Print exactly what appears from the line containing "What's the underlying" through the final line of the data below, pictures excluded.
*** The data ***
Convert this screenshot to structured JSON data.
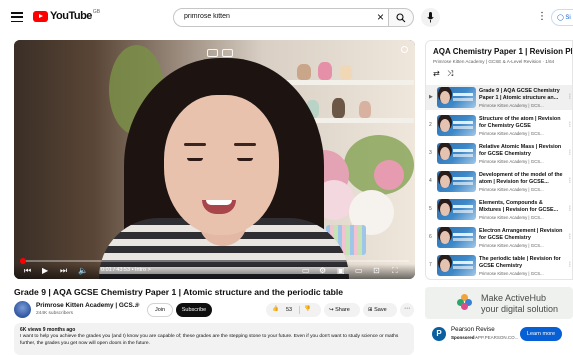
{
  "header": {
    "logo_text": "YouTube",
    "region_code": "GB",
    "search_value": "primrose kitten",
    "signin_label": "Si"
  },
  "player": {
    "time_text": "0:01 / 43:53 • Intro >",
    "progress_fraction": 0.004
  },
  "video": {
    "title": "Grade 9 | AQA GCSE Chemistry Paper 1 | Atomic structure and the periodic table",
    "channel_name": "Primrose Kitten Academy | GCS...",
    "subscribers": "244K subscribers",
    "join_label": "Join",
    "subscribe_label": "Subscribe",
    "like_count": "53",
    "share_label": "Share",
    "save_label": "Save",
    "desc_meta": "6K views  9 months ago",
    "desc_text": "I want to help you achieve the grades you (and I) know you are capable of; these grades are the stepping stone to your future. Even if you don't want to study science or maths further, the grades you get now will open doors in the future."
  },
  "playlist": {
    "title": "AQA Chemistry Paper 1 | Revision Pl...",
    "subtitle": "Primrose Kitten Academy | GCSE & A-Level Revision · 1/64",
    "items": [
      {
        "index": "▶",
        "title": "Grade 9 | AQA GCSE Chemistry Paper 1 | Atomic structure an...",
        "channel": "Primrose Kitten Academy | GCS..."
      },
      {
        "index": "2",
        "title": "Structure of the atom | Revision for Chemistry GCSE",
        "channel": "Primrose Kitten Academy | GCS..."
      },
      {
        "index": "3",
        "title": "Relative Atomic Mass | Revision for GCSE Chemistry",
        "channel": "Primrose Kitten Academy | GCS..."
      },
      {
        "index": "4",
        "title": "Development of the model of the atom | Revision for GCSE...",
        "channel": "Primrose Kitten Academy | GCS..."
      },
      {
        "index": "5",
        "title": "Elements, Compounds & Mixtures | Revision for GCSE...",
        "channel": "Primrose Kitten Academy | GCS..."
      },
      {
        "index": "6",
        "title": "Electron Arrangement | Revision for GCSE Chemistry",
        "channel": "Primrose Kitten Academy | GCS..."
      },
      {
        "index": "7",
        "title": "The periodic table | Revision for GCSE Chemistry",
        "channel": "Primrose Kitten Academy | GCS..."
      }
    ]
  },
  "ads": {
    "banner_line1": "Make ActiveHub",
    "banner_line2": "your digital solution",
    "card_name": "Pearson Revise",
    "card_sponsored": "Sponsored ·",
    "card_domain": "APP.PEARSON.CO...",
    "card_cta": "Learn more",
    "card_logo_letter": "P"
  },
  "colors": {
    "brand_red": "#ff0000",
    "accent_blue": "#065fd4",
    "text_primary": "#0f0f0f",
    "text_secondary": "#606060"
  },
  "icons": [
    "menu-icon",
    "youtube-logo-icon",
    "clear-icon",
    "search-icon",
    "mic-icon",
    "more-vert-icon",
    "user-icon",
    "play-icon",
    "next-icon",
    "volume-icon",
    "subtitles-icon",
    "settings-icon",
    "miniplayer-icon",
    "theater-icon",
    "cast-icon",
    "fullscreen-icon",
    "like-icon",
    "dislike-icon",
    "share-icon",
    "save-icon",
    "loop-icon",
    "shuffle-icon",
    "verified-icon"
  ]
}
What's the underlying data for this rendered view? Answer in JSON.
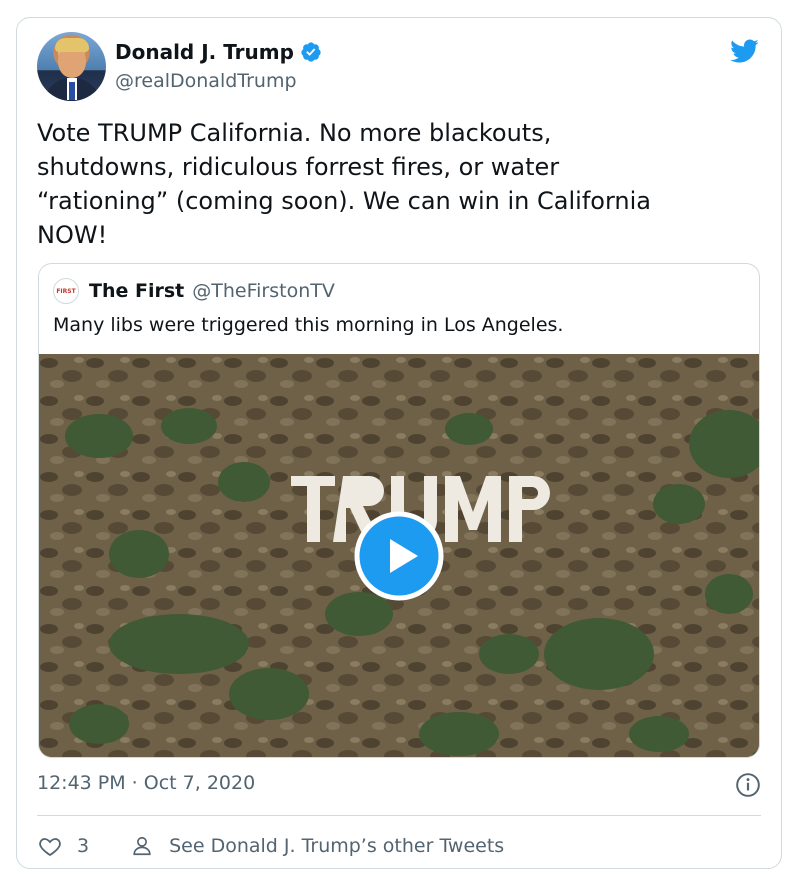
{
  "author": {
    "name": "Donald J. Trump",
    "handle": "@realDonaldTrump"
  },
  "tweet": {
    "text": "Vote TRUMP California. No more blackouts,\nshutdowns, ridiculous forrest fires, or water\n“rationing” (coming soon). We can win in California\nNOW!",
    "timestamp": "12:43 PM · Oct 7, 2020",
    "like_count": "3",
    "see_more_label": "See Donald J. Trump’s other Tweets"
  },
  "quoted": {
    "logo_text": "FIRST",
    "name": "The First",
    "handle": "@TheFirstonTV",
    "text": "Many libs were triggered this morning in Los Angeles.",
    "video_sign_text": "TRUMP"
  },
  "colors": {
    "accent": "#1d9bf0",
    "text": "#0f1419",
    "secondary": "#536471",
    "border": "#cfd9de"
  },
  "icons": [
    "verified-badge-icon",
    "twitter-bird-icon",
    "play-icon",
    "info-icon",
    "heart-icon",
    "person-icon"
  ]
}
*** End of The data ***
▸ **Worked solution**:
What's the underlying data for this rendered view? Answer in JSON.
{
  "author": {
    "name": "Donald J. Trump",
    "handle": "@realDonaldTrump"
  },
  "tweet": {
    "text": "Vote TRUMP California. No more blackouts,\nshutdowns, ridiculous forrest fires, or water\n“rationing” (coming soon). We can win in California\nNOW!",
    "timestamp": "12:43 PM · Oct 7, 2020",
    "like_count": "3",
    "see_more_label": "See Donald J. Trump’s other Tweets"
  },
  "quoted": {
    "logo_text": "FIRST",
    "name": "The First",
    "handle": "@TheFirstonTV",
    "text": "Many libs were triggered this morning in Los Angeles.",
    "video_sign_text": "TRUMP"
  },
  "colors": {
    "accent": "#1d9bf0",
    "text": "#0f1419",
    "secondary": "#536471",
    "border": "#cfd9de"
  },
  "icons": [
    "verified-badge-icon",
    "twitter-bird-icon",
    "play-icon",
    "info-icon",
    "heart-icon",
    "person-icon"
  ]
}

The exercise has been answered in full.